## Records shown
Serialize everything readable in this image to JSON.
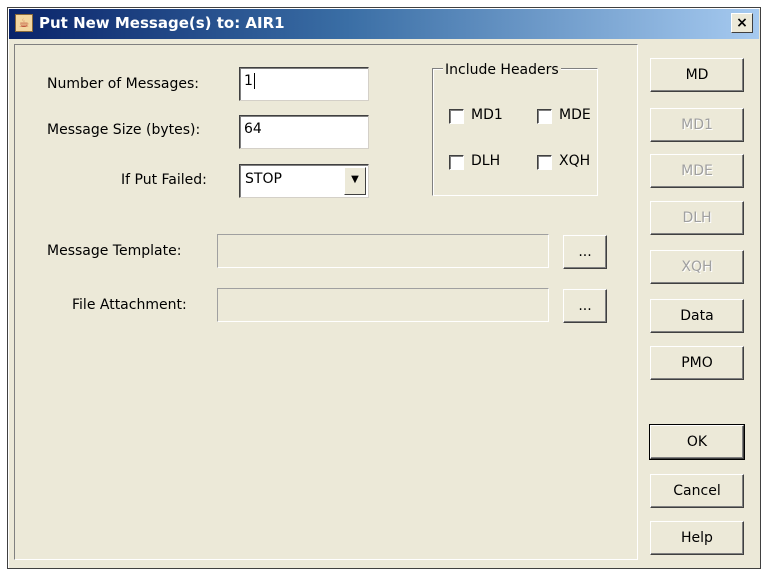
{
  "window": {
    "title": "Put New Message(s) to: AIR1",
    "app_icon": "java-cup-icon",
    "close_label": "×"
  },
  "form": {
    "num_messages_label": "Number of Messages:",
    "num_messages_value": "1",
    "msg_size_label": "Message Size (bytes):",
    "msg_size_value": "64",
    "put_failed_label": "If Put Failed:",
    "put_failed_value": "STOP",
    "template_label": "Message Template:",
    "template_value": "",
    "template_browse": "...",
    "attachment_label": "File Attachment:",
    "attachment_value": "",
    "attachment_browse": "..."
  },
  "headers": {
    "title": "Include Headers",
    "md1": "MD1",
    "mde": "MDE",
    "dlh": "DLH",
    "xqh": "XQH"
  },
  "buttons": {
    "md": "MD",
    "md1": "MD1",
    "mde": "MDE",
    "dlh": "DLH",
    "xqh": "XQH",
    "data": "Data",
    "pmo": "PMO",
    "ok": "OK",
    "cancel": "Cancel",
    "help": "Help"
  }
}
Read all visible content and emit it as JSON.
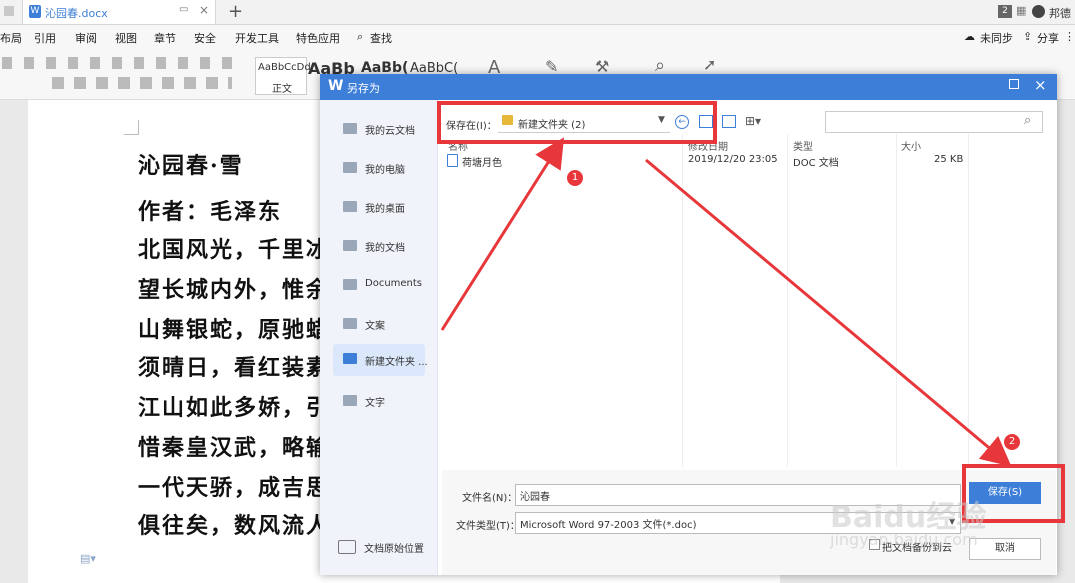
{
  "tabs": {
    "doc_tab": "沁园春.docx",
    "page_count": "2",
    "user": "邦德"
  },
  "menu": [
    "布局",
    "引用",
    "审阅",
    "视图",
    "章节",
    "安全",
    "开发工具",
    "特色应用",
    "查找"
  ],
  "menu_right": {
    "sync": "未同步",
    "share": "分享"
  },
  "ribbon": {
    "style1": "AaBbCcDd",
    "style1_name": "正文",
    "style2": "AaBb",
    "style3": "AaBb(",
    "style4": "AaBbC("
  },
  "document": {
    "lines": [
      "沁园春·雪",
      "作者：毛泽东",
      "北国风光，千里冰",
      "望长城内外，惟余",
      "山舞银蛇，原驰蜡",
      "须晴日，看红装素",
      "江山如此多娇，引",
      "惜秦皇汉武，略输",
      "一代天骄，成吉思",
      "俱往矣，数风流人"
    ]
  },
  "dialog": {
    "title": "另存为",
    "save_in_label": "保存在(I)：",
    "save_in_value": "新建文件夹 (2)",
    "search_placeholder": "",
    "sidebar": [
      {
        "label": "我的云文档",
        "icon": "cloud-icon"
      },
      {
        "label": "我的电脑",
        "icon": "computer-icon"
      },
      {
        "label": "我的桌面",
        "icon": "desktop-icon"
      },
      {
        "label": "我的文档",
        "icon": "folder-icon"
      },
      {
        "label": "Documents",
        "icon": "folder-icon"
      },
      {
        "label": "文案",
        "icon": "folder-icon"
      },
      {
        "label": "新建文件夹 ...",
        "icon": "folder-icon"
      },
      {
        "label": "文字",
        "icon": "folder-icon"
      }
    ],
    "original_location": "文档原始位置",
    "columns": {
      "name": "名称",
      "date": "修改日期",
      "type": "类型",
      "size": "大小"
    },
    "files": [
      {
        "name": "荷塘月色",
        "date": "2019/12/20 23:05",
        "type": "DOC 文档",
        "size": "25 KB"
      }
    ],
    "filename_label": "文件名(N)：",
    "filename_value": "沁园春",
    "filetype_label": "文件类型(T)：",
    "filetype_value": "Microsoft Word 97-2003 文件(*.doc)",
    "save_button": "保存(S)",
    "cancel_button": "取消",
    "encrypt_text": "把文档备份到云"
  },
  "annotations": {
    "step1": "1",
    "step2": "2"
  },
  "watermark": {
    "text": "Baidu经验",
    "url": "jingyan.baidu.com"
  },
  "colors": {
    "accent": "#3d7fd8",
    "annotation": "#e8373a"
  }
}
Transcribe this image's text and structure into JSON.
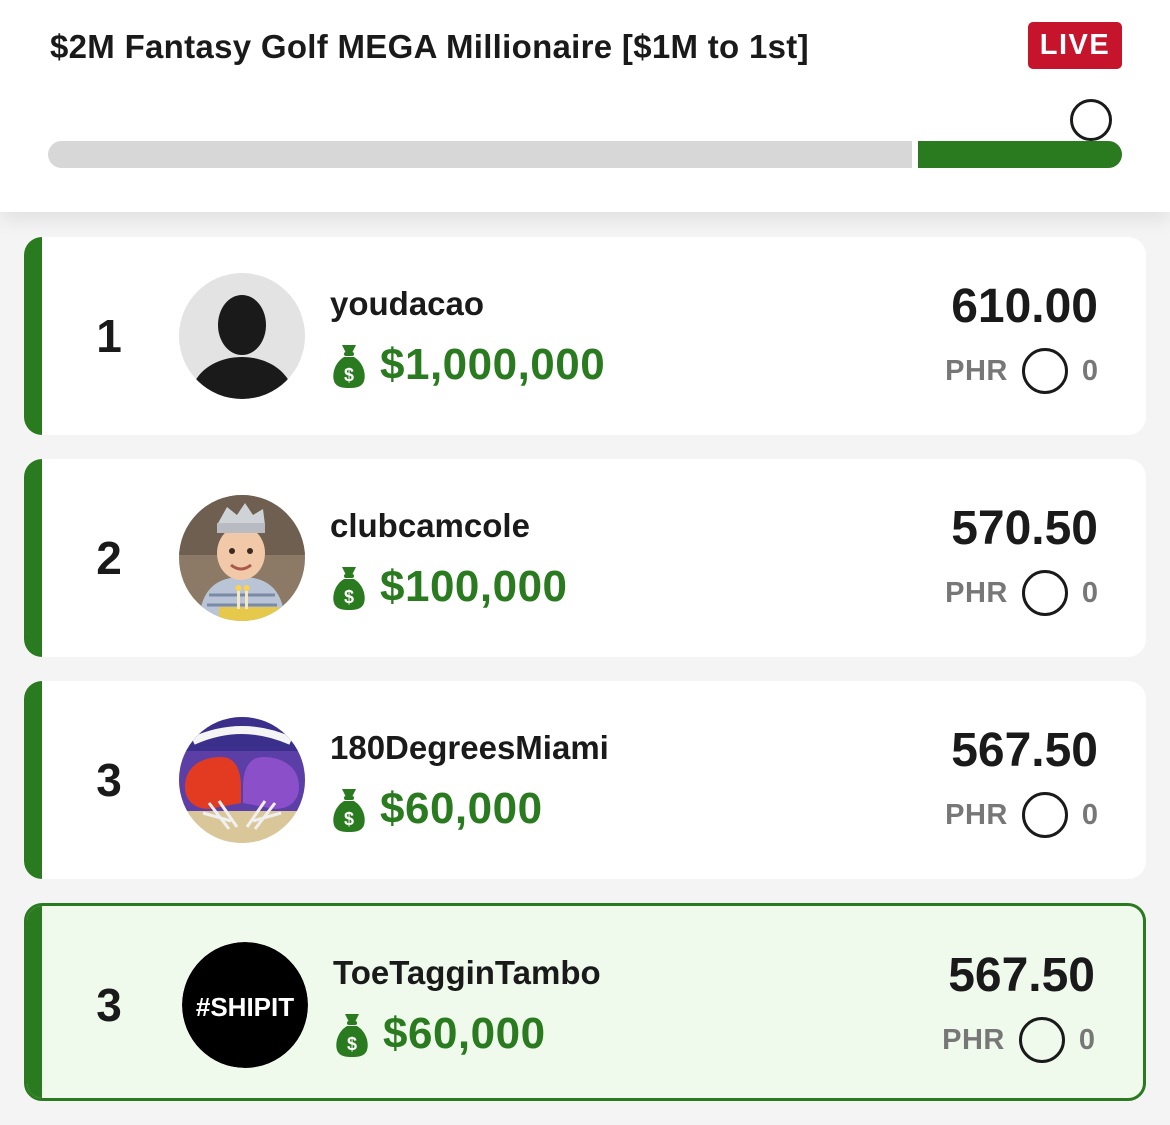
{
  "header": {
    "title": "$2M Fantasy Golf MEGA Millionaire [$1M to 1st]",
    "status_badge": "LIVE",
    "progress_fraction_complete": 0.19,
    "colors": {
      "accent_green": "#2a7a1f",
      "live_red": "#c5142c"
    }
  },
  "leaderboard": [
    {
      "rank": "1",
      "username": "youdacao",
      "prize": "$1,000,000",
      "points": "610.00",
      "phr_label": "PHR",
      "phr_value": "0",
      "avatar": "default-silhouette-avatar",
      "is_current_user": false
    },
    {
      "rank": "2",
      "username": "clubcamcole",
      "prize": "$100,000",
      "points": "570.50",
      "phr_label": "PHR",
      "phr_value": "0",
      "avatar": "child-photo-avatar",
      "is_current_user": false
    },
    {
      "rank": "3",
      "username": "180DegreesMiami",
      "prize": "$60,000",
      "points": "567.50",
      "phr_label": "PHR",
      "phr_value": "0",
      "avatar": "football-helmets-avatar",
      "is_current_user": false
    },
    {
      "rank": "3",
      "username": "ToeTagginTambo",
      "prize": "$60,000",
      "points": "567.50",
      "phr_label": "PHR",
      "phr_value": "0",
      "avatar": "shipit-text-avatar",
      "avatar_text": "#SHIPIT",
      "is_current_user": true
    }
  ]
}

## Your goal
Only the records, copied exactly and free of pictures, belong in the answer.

## Finished task
Serialize everything readable in this image to JSON.
{
  "window": {
    "title": "Put New Message(s) to: AIR1",
    "app_icon": "java-cup-icon",
    "close_label": "×"
  },
  "form": {
    "num_messages_label": "Number of Messages:",
    "num_messages_value": "1",
    "msg_size_label": "Message Size (bytes):",
    "msg_size_value": "64",
    "put_failed_label": "If Put Failed:",
    "put_failed_value": "STOP",
    "template_label": "Message Template:",
    "template_value": "",
    "template_browse": "...",
    "attachment_label": "File Attachment:",
    "attachment_value": "",
    "attachment_browse": "..."
  },
  "headers": {
    "title": "Include Headers",
    "md1": "MD1",
    "mde": "MDE",
    "dlh": "DLH",
    "xqh": "XQH"
  },
  "buttons": {
    "md": "MD",
    "md1": "MD1",
    "mde": "MDE",
    "dlh": "DLH",
    "xqh": "XQH",
    "data": "Data",
    "pmo": "PMO",
    "ok": "OK",
    "cancel": "Cancel",
    "help": "Help"
  }
}
Read all visible content and emit it as JSON.
{
  "tabs": {
    "doc_tab": "沁园春.docx",
    "page_count": "2",
    "user": "邦德"
  },
  "menu": [
    "布局",
    "引用",
    "审阅",
    "视图",
    "章节",
    "安全",
    "开发工具",
    "特色应用",
    "查找"
  ],
  "menu_right": {
    "sync": "未同步",
    "share": "分享"
  },
  "ribbon": {
    "style1": "AaBbCcDd",
    "style1_name": "正文",
    "style2": "AaBb",
    "style3": "AaBb(",
    "style4": "AaBbC("
  },
  "document": {
    "lines": [
      "沁园春·雪",
      "作者：毛泽东",
      "北国风光，千里冰",
      "望长城内外，惟余",
      "山舞银蛇，原驰蜡",
      "须晴日，看红装素",
      "江山如此多娇，引",
      "惜秦皇汉武，略输",
      "一代天骄，成吉思",
      "俱往矣，数风流人"
    ]
  },
  "dialog": {
    "title": "另存为",
    "save_in_label": "保存在(I)：",
    "save_in_value": "新建文件夹 (2)",
    "search_placeholder": "",
    "sidebar": [
      {
        "label": "我的云文档",
        "icon": "cloud-icon"
      },
      {
        "label": "我的电脑",
        "icon": "computer-icon"
      },
      {
        "label": "我的桌面",
        "icon": "desktop-icon"
      },
      {
        "label": "我的文档",
        "icon": "folder-icon"
      },
      {
        "label": "Documents",
        "icon": "folder-icon"
      },
      {
        "label": "文案",
        "icon": "folder-icon"
      },
      {
        "label": "新建文件夹 ...",
        "icon": "folder-icon"
      },
      {
        "label": "文字",
        "icon": "folder-icon"
      }
    ],
    "original_location": "文档原始位置",
    "columns": {
      "name": "名称",
      "date": "修改日期",
      "type": "类型",
      "size": "大小"
    },
    "files": [
      {
        "name": "荷塘月色",
        "date": "2019/12/20 23:05",
        "type": "DOC 文档",
        "size": "25 KB"
      }
    ],
    "filename_label": "文件名(N)：",
    "filename_value": "沁园春",
    "filetype_label": "文件类型(T)：",
    "filetype_value": "Microsoft Word 97-2003 文件(*.doc)",
    "save_button": "保存(S)",
    "cancel_button": "取消",
    "encrypt_text": "把文档备份到云"
  },
  "annotations": {
    "step1": "1",
    "step2": "2"
  },
  "watermark": {
    "text": "Baidu经验",
    "url": "jingyan.baidu.com"
  },
  "colors": {
    "accent": "#3d7fd8",
    "annotation": "#e8373a"
  }
}
Transcribe this image's text and structure into JSON.
{
  "header": {
    "title": "$2M Fantasy Golf MEGA Millionaire [$1M to 1st]",
    "status_badge": "LIVE",
    "progress_fraction_complete": 0.19,
    "colors": {
      "accent_green": "#2a7a1f",
      "live_red": "#c5142c"
    }
  },
  "leaderboard": [
    {
      "rank": "1",
      "username": "youdacao",
      "prize": "$1,000,000",
      "points": "610.00",
      "phr_label": "PHR",
      "phr_value": "0",
      "avatar": "default-silhouette-avatar",
      "is_current_user": false
    },
    {
      "rank": "2",
      "username": "clubcamcole",
      "prize": "$100,000",
      "points": "570.50",
      "phr_label": "PHR",
      "phr_value": "0",
      "avatar": "child-photo-avatar",
      "is_current_user": false
    },
    {
      "rank": "3",
      "username": "180DegreesMiami",
      "prize": "$60,000",
      "points": "567.50",
      "phr_label": "PHR",
      "phr_value": "0",
      "avatar": "football-helmets-avatar",
      "is_current_user": false
    },
    {
      "rank": "3",
      "username": "ToeTagginTambo",
      "prize": "$60,000",
      "points": "567.50",
      "phr_label": "PHR",
      "phr_value": "0",
      "avatar": "shipit-text-avatar",
      "avatar_text": "#SHIPIT",
      "is_current_user": true
    }
  ]
}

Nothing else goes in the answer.